Page and application data records
┄┄┄┄┄┄

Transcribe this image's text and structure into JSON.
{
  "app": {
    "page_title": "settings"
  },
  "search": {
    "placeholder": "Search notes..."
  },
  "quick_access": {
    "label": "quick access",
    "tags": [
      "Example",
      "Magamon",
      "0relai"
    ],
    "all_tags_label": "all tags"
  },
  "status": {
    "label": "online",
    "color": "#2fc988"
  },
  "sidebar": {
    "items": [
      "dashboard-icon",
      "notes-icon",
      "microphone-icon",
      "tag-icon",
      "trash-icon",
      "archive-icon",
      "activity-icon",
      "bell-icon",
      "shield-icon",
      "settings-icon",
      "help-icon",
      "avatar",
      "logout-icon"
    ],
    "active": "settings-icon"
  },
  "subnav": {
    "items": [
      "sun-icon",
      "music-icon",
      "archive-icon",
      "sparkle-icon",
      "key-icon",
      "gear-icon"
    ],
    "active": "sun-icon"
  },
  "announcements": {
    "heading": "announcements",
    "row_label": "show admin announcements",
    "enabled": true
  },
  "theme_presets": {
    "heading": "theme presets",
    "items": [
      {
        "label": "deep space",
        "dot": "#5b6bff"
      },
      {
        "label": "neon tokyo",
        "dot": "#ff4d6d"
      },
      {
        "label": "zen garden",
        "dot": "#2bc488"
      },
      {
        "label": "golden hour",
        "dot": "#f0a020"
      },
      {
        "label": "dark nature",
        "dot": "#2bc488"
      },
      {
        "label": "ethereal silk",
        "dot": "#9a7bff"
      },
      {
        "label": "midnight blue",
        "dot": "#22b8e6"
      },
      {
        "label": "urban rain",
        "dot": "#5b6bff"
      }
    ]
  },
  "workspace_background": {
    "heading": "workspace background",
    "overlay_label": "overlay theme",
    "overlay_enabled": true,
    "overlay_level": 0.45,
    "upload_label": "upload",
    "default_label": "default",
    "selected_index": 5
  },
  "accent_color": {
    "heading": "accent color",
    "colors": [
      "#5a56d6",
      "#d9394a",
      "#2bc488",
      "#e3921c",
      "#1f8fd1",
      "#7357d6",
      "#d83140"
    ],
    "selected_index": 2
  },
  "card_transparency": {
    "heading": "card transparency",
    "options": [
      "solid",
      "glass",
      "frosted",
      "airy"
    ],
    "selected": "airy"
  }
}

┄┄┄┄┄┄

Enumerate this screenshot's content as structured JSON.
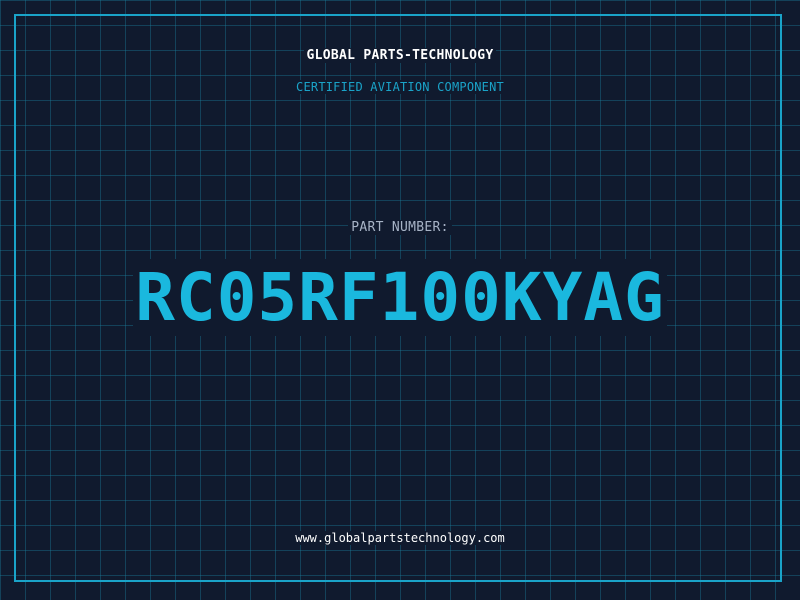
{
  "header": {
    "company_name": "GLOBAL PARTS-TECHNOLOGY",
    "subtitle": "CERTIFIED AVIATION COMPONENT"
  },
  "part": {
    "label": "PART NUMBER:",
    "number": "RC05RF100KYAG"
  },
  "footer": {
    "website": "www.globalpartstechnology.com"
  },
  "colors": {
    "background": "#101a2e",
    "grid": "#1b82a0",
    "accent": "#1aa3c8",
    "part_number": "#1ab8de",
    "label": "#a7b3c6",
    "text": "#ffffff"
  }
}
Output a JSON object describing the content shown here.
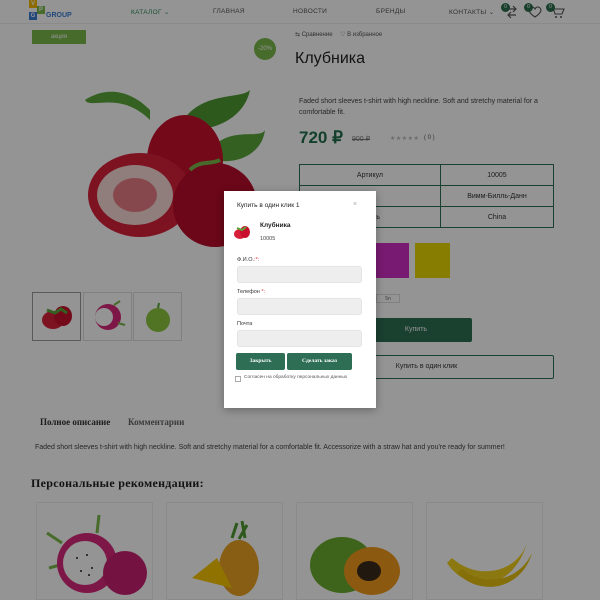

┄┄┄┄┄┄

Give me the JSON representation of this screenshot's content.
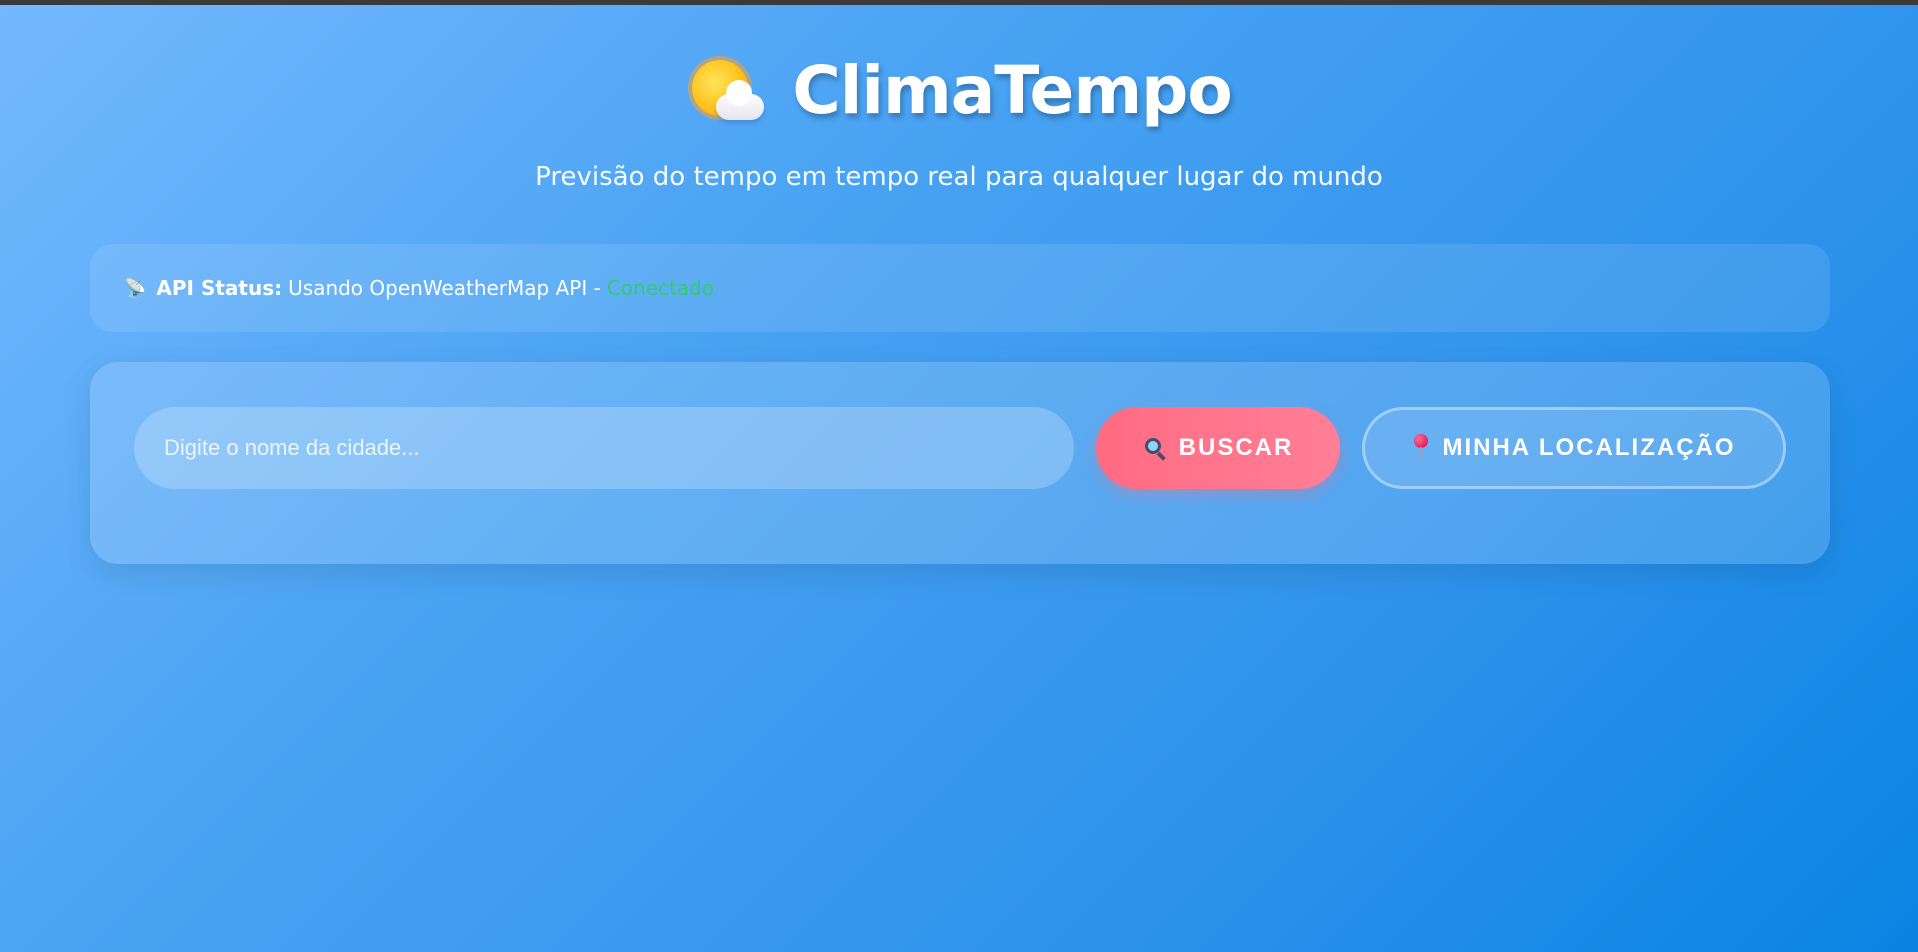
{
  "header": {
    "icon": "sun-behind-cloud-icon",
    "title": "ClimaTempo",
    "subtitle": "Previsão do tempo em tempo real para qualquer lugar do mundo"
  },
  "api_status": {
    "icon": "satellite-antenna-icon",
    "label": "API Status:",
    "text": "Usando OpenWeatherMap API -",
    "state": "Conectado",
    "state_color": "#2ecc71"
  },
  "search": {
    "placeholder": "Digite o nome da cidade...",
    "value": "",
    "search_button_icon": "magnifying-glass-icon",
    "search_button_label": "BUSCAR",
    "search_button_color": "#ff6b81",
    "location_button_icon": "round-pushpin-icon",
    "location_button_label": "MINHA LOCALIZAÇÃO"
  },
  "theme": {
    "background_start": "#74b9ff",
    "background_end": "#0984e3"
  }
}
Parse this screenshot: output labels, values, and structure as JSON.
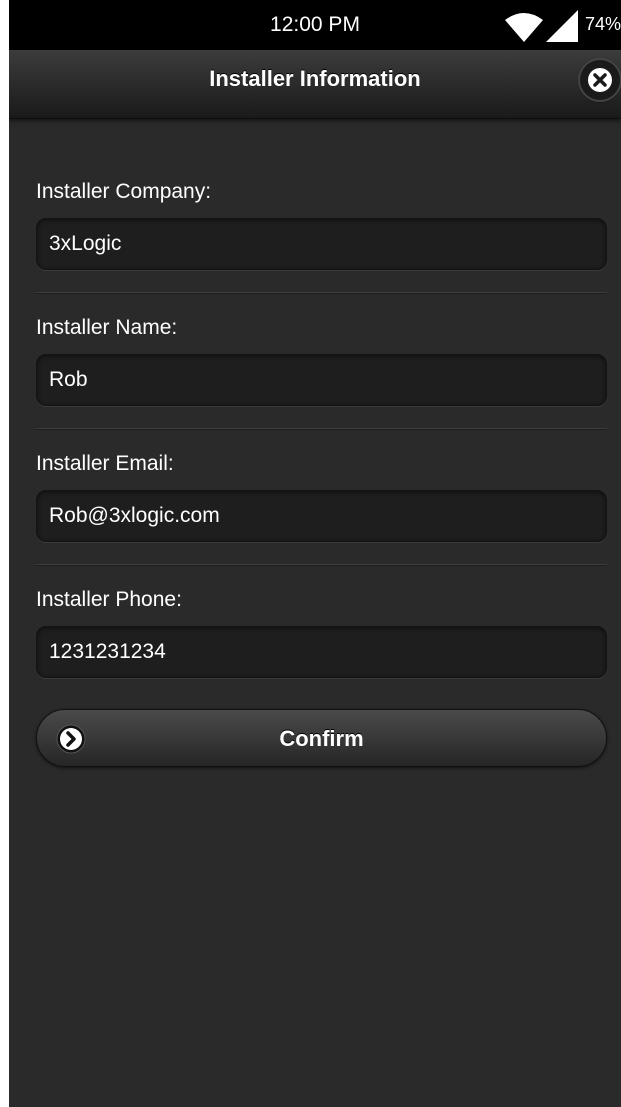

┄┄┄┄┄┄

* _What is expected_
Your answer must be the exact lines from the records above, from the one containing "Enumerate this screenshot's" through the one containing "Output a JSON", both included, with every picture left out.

* _Solved exercise_
Enumerate this screenshot's content as structured JSON.
{
  "header": {
    "company_name": "GLOBAL PARTS-TECHNOLOGY",
    "subtitle": "CERTIFIED AVIATION COMPONENT"
  },
  "part": {
    "label": "PART NUMBER:",
    "number": "RC05RF100KYAG"
  },
  "footer": {
    "website": "www.globalpartstechnology.com"
  },
  "colors": {
    "background": "#101a2e",
    "grid": "#1b82a0",
    "accent": "#1aa3c8",
    "part_number": "#1ab8de",
    "label": "#a7b3c6",
    "text": "#ffffff"
  }
}
Output a JSON object describing the content shown here.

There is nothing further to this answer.